Investors may want to steer clear of oil sands developers and coal producers and buy royalty stocks and companies with assets outside Alberta.
That’s the advice of portfolio managers and analysts after energy stocks declined Wednesday following the surprise election victory by the New Democratic Party in Alberta.
An index of Canadian energy companies plunged the most in three months after the win by Rachel Notley’s NDP, which has pledged to boost corporate taxes, review the government’s royalty rates for energy producers and phase out coal power.
Canadian Oil Sands Ltd. is among the most exposed to a potential hike in royalties and stricter environmental policies, while electricity supplier TransAlta Corp. would suffer from the new government’s vow to shut coal plants sooner than planned, according to analysts at BMO Nesbitt Burns and RBC Dominion Securities.
“Oil sands to me is public enemy No. 1 in the new premier-elect’s mind,” said Eric Nuttall, a Toronto-based fund manager focused on energy at Sprott Asset Management LP. “The investment thesis in all of those stocks evaporated overnight.”
Calgary-based Canadian Oil Sands dropped 6.4 percent on Wednesday, the biggest decline in almost two months. Other oil sands operators also fell, including Cenovus Energy Inc., down 6 percent, and Meg Energy Corp., off 8.1 percent. TransAlta declined 3.8 percent, its biggest drop since November.
Next, favor producers and drillers that operate outside Alberta, analysts said. Nuttall bought shares Wednesday of Crescent Point Energy Corp., the largest producer in Saskatchewan. Crescent Point was little changed, compared with a 2.5 percent decline in the main energy index.
Crescent Point, Crew Energy Inc., Leucrotta Exploration Inc. and Raging River Exploration Inc. are among producers with less than 20 percent of their output in Alberta, Dundee Capital Markets analysts led by Brian Kristjansen wrote in a note. Computer Modelling Group Ltd., ShawCor Ltd. and Enerflex Ltd. are all oilfield services companies that generate most of their revenue outside Alberta, according to Michael Mazar at BMO.
Also, look at energy investment companies that generate revenue from producers drilling on their land, such as PrairieSky Royalty Ltd., according to Dundee. They’re the likely beneficiaries of moves by producers away from drilling on government-owned land as the industry prepares for higher levies from the province. PrairieSky was up 2.8 percent while Freehold Royalties Ltd., an investment company with some holdings exposed to a royalty hike, was down 2 percent.
Advice is split on owning stocks of companies that transport and process fuels in Alberta.

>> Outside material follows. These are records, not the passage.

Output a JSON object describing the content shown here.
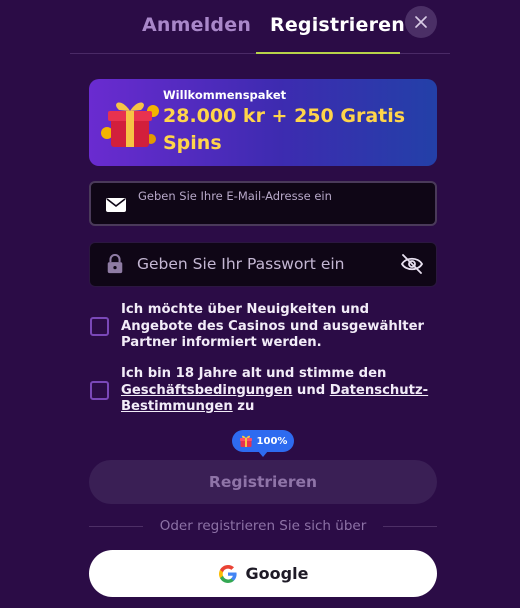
{
  "tabs": {
    "login_label": "Anmelden",
    "register_label": "Registrieren",
    "active": "register"
  },
  "close_icon": "close-icon",
  "banner": {
    "subtitle": "Willkommenspaket",
    "title": "28.000 kr + 250 Gratis Spins",
    "icon": "gift-icon"
  },
  "form": {
    "email": {
      "placeholder": "Geben Sie Ihre E-Mail-Adresse ein",
      "value": "",
      "icon": "envelope-icon"
    },
    "password": {
      "placeholder": "Geben Sie Ihr Passwort ein",
      "value": "",
      "icon": "lock-icon",
      "toggle_icon": "eye-off-icon"
    },
    "newsletter_consent": {
      "checked": false,
      "label": "Ich möchte über Neuigkeiten und Angebote des Casinos und ausgewählter Partner informiert werden."
    },
    "terms_consent": {
      "checked": false,
      "text_before": "Ich bin 18 Jahre alt und stimme den ",
      "terms_link": "Geschäftsbedingungen",
      "text_middle": " und ",
      "privacy_link": "Datenschutz-Bestimmungen",
      "text_after": " zu"
    }
  },
  "bonus_badge": {
    "icon": "gift-icon",
    "label": "100%"
  },
  "register_button": "Registrieren",
  "divider_text": "Oder registrieren Sie sich über",
  "google_button": {
    "icon": "google-icon",
    "label": "Google"
  },
  "colors": {
    "background": "#2b0c46",
    "accent_underline": "#b7d34a",
    "banner_title": "#ffd54a",
    "badge": "#2e6bf0"
  }
}
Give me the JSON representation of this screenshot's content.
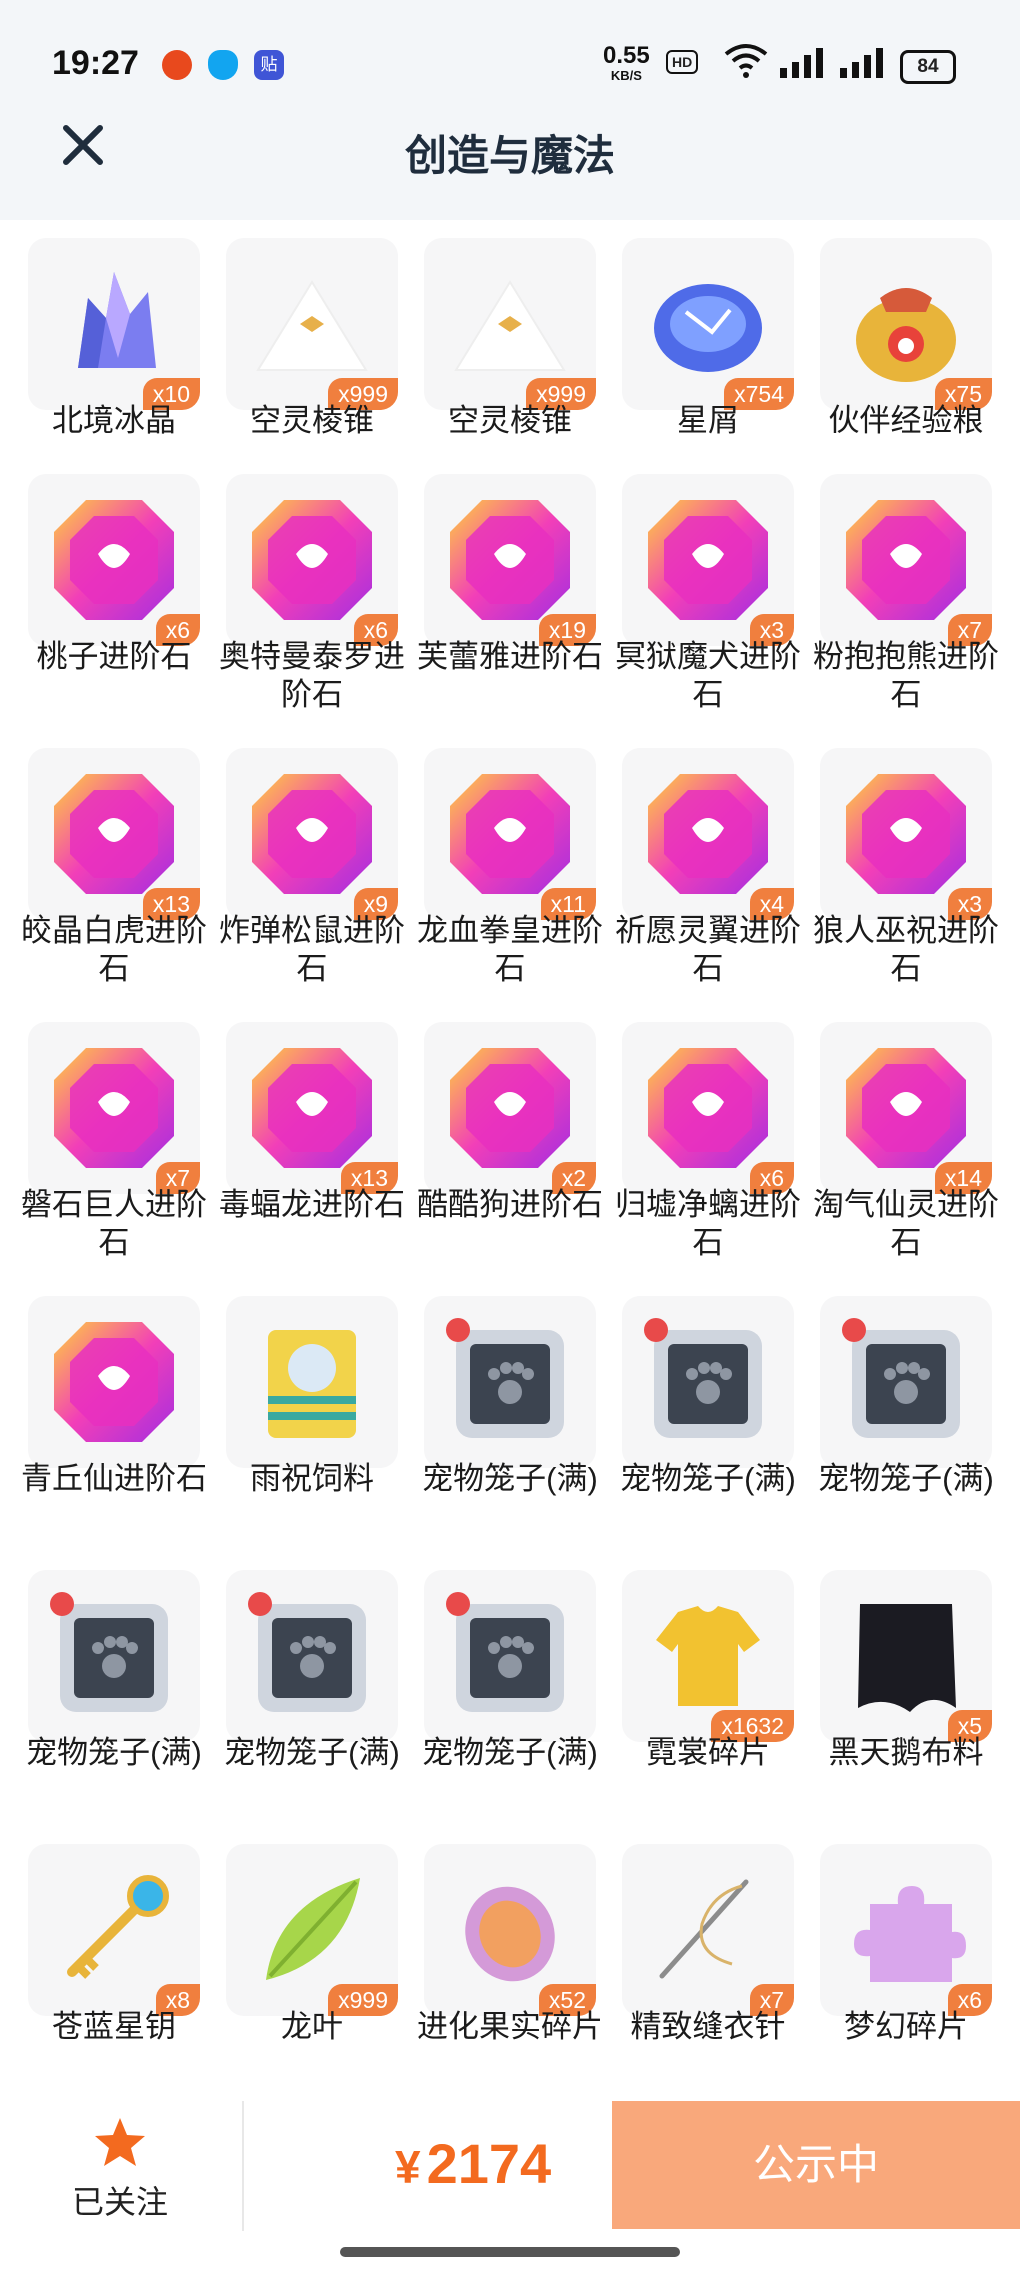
{
  "status_bar": {
    "time": "19:27",
    "speed_value": "0.55",
    "speed_unit": "KB/S",
    "hd_label": "HD",
    "battery": "84",
    "icons": [
      "app-icon-1",
      "qq-icon",
      "tieba-icon",
      "hd-icon",
      "wifi-icon",
      "signal-icon",
      "battery-icon"
    ]
  },
  "header": {
    "title": "创造与魔法",
    "close_icon": "close-icon"
  },
  "items": [
    {
      "name": "北境冰晶",
      "count": "x10",
      "icon": "crystal-icon"
    },
    {
      "name": "空灵棱锥",
      "count": "x999",
      "icon": "pyramid-icon"
    },
    {
      "name": "空灵棱锥",
      "count": "x999",
      "icon": "pyramid-icon"
    },
    {
      "name": "星屑",
      "count": "x754",
      "icon": "stardust-icon"
    },
    {
      "name": "伙伴经验粮",
      "count": "x75",
      "icon": "food-bag-icon"
    },
    {
      "name": "桃子进阶石",
      "count": "x6",
      "icon": "gem-icon"
    },
    {
      "name": "奥特曼泰罗进阶石",
      "count": "x6",
      "icon": "gem-icon"
    },
    {
      "name": "芙蕾雅进阶石",
      "count": "x19",
      "icon": "gem-icon"
    },
    {
      "name": "冥狱魔犬进阶石",
      "count": "x3",
      "icon": "gem-icon"
    },
    {
      "name": "粉抱抱熊进阶石",
      "count": "x7",
      "icon": "gem-icon"
    },
    {
      "name": "皎晶白虎进阶石",
      "count": "x13",
      "icon": "gem-icon"
    },
    {
      "name": "炸弹松鼠进阶石",
      "count": "x9",
      "icon": "gem-icon"
    },
    {
      "name": "龙血拳皇进阶石",
      "count": "x11",
      "icon": "gem-icon"
    },
    {
      "name": "祈愿灵翼进阶石",
      "count": "x4",
      "icon": "gem-icon"
    },
    {
      "name": "狼人巫祝进阶石",
      "count": "x3",
      "icon": "gem-icon"
    },
    {
      "name": "磐石巨人进阶石",
      "count": "x7",
      "icon": "gem-icon"
    },
    {
      "name": "毒蝠龙进阶石",
      "count": "x13",
      "icon": "gem-icon"
    },
    {
      "name": "酷酷狗进阶石",
      "count": "x2",
      "icon": "gem-icon"
    },
    {
      "name": "归墟净螭进阶石",
      "count": "x6",
      "icon": "gem-icon"
    },
    {
      "name": "淘气仙灵进阶石",
      "count": "x14",
      "icon": "gem-icon"
    },
    {
      "name": "青丘仙进阶石",
      "count": "",
      "icon": "gem-icon"
    },
    {
      "name": "雨祝饲料",
      "count": "",
      "icon": "feed-bag-icon"
    },
    {
      "name": "宠物笼子(满)",
      "count": "",
      "icon": "pet-cage-icon"
    },
    {
      "name": "宠物笼子(满)",
      "count": "",
      "icon": "pet-cage-icon"
    },
    {
      "name": "宠物笼子(满)",
      "count": "",
      "icon": "pet-cage-icon"
    },
    {
      "name": "宠物笼子(满)",
      "count": "",
      "icon": "pet-cage-icon"
    },
    {
      "name": "宠物笼子(满)",
      "count": "",
      "icon": "pet-cage-icon"
    },
    {
      "name": "宠物笼子(满)",
      "count": "",
      "icon": "pet-cage-icon"
    },
    {
      "name": "霓裳碎片",
      "count": "x1632",
      "icon": "shirt-icon"
    },
    {
      "name": "黑天鹅布料",
      "count": "x5",
      "icon": "cloth-icon"
    },
    {
      "name": "苍蓝星钥",
      "count": "x8",
      "icon": "key-icon"
    },
    {
      "name": "龙叶",
      "count": "x999",
      "icon": "leaf-icon"
    },
    {
      "name": "进化果实碎片",
      "count": "x52",
      "icon": "fruit-slice-icon"
    },
    {
      "name": "精致缝衣针",
      "count": "x7",
      "icon": "needle-icon"
    },
    {
      "name": "梦幻碎片",
      "count": "x6",
      "icon": "puzzle-icon"
    }
  ],
  "bottom_bar": {
    "follow_label": "已关注",
    "follow_icon": "star-icon",
    "currency": "¥",
    "price": "2174",
    "status_button": "公示中"
  },
  "colors": {
    "accent": "#f36a1f",
    "badge": "#f07f3e",
    "status_button_bg": "#f9a87b",
    "header_bg": "#f3f6f9"
  }
}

Analysts at Raymond James Ltd. argue stocks like pipeline builder TransCanada Corp. aren’t directly exposed to reduced investment in the sector while RBC advises to sell pipeline and so-called midstream companies with operations in Alberta. TransCanada dipped 2.4 percent, the largest drop since January. Enbridge Inc. also fell.
Analysts are also conflicted about how much producers with oil refineries, such as Imperial Oil Ltd. and Suncor Energy Inc., could offset losses from potentially higher royalties by boosting processing of crude in Alberta, a move the pro-labor NDP had pledged to support. Suncor, Canada’s largest energy company, had its biggest decline in three months.
One of the best ways to prepare for the uncertainty of a political sea change in Alberta is to own a bit of everything, said Ryan Bushell, a fund manager at Leon Frazer & Associates in Toronto.
“All bets are off” on the energy sector as investors try to gauge exactly what policies Notley will enact, Bushell said. “We always try to be diversified as a rule.”
Failing all else, the best refuge to escape any further carnage for Canadian energy stocks is to hide in cash.
“I was 74 percent cash heading into yesterday’s vote,” Nuttall said. “I think we have a few more days of pain. There’s going to be capital exodus from American investors.”